Yesterday I was reading a Times article. I almost fell out of my chair when I read this quote.

“It is not possible for him to atone for all the damage he did,” the rabbi said, “and I don’t even think that there is a punishment that is commensurate with the crime, for the wreckage of lives that he’s left behind. The only thing he could do, for the rest of his life, is work for redemption that he would never achieve.”

Who is this rabbi talking about? Bernie Madoff. Madoff ran a large, exlcusive, trusted investment firm in New York. His client list reads like a who’s-who of the global elite. He also controlled a lot of wealth for the most respected hedge funds. Until the whole thing collapsed. Turns out, it was a giant Ponzi scheme, where early investors were paid with the money of later investors. Madoff was arrested on Dec. 11 and allegedly confessed to losing $50 billion (that’s billion, with a B) of his clients’ money. Many individuals, as well as pension funds and charitable foundations, have literally lost all they have.
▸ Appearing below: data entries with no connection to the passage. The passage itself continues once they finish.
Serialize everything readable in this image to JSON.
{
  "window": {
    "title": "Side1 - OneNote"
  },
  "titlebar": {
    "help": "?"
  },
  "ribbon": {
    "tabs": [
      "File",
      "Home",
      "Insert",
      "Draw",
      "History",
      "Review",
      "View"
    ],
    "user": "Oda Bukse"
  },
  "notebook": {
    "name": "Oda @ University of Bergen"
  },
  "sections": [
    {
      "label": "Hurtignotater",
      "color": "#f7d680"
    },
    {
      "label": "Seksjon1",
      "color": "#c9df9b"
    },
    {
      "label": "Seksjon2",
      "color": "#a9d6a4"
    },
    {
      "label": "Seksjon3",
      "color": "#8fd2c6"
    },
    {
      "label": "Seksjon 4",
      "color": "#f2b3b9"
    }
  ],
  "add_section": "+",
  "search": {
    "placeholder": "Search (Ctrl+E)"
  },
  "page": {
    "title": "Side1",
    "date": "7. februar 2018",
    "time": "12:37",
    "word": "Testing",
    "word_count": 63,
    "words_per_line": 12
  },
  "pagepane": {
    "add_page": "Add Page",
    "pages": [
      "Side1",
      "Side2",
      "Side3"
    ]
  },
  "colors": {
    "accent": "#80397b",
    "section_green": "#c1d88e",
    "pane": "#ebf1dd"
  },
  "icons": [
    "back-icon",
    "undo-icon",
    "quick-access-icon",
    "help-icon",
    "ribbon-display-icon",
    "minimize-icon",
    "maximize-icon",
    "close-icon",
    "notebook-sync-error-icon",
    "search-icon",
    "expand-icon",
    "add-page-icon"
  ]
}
It has been catastrophic.

Many have wondered how Madoff could have done this. Christians should not be surprised. I am reminded of Abraham putting his wife at risk through a web of deception to save his own skin. I think of Jacob, stealing Esau’s blessing. And, of course, there’s Peter, who denied Christ out of total self-interest. But you don’t have to go with the marquis names in the Bible. What about Ananias and Sapphira in Acts 4, who blatantly cheated the early Christian church? What about the gluttonous Christians in the Corinthian church who ate all the food at their weekly fellowship meal so that latecomers got nothing (1 Cor 11)? And what about the favoritism shown in the distribution of food to widows in the early Jerusalem church (see Acts 6; the Jewish widows were favored over the Greek widows) leading to the appointment of St. Stephen as Deacon to oversee this ministry (incidentally, today, Dec. 26, is the Feast of St. Stephen). The human problem seems to be we seek always for ourselves, and really only care about ourselves. We invent ways of covering this up, but the assertion of self over others (and over against God and his Law) is always there. As Jesus said in Mark 7:21: “For from within, out of the heart of man, come evil thoughts, sexual immorality, theft, murder, adultery.” Joseph Conrad was just picking up on this darkly illuminating insight from Jesus when he called his 1902 novel “Heart of Darkness” (upon which Apocalypse Now is based).

Why this reflection on such a dark topic? Well, it’s Christmas. And as millions of Christmas cards proclaim, “The people who have walked in darkness have seen a great light” (Isaiah 9:2). The light of Christ can only be seen once we understand the darkness of the heart. We don’t rejoice at our Savior’s coming until we reckon our own need for saving. Why do we need a savior? Because we are lost without one.

If not for Jesus, our only option would be, as the rabbi said about Madoff, is to work for the rest of our lives on a redemption we could never achieve. The rabbi declared, “It is not possible for him to atone for all the damage he did.”

This is an accurate description of all of us. None of us can atone for our sins. The Law of God is inviolate and unassailable. Its demands are total. And yet we have these dark hearts that lead us to repeated shipwreck on the immovable cliffs of the Law. That’s why we need a Savior. The Christmas carol “Joy to the World” says Jesus “comes to make his blessings flow far as the curse is found.” The curse is universal. Which is why it is right to say “let heaven and nature sing” when Someone comes to remove it.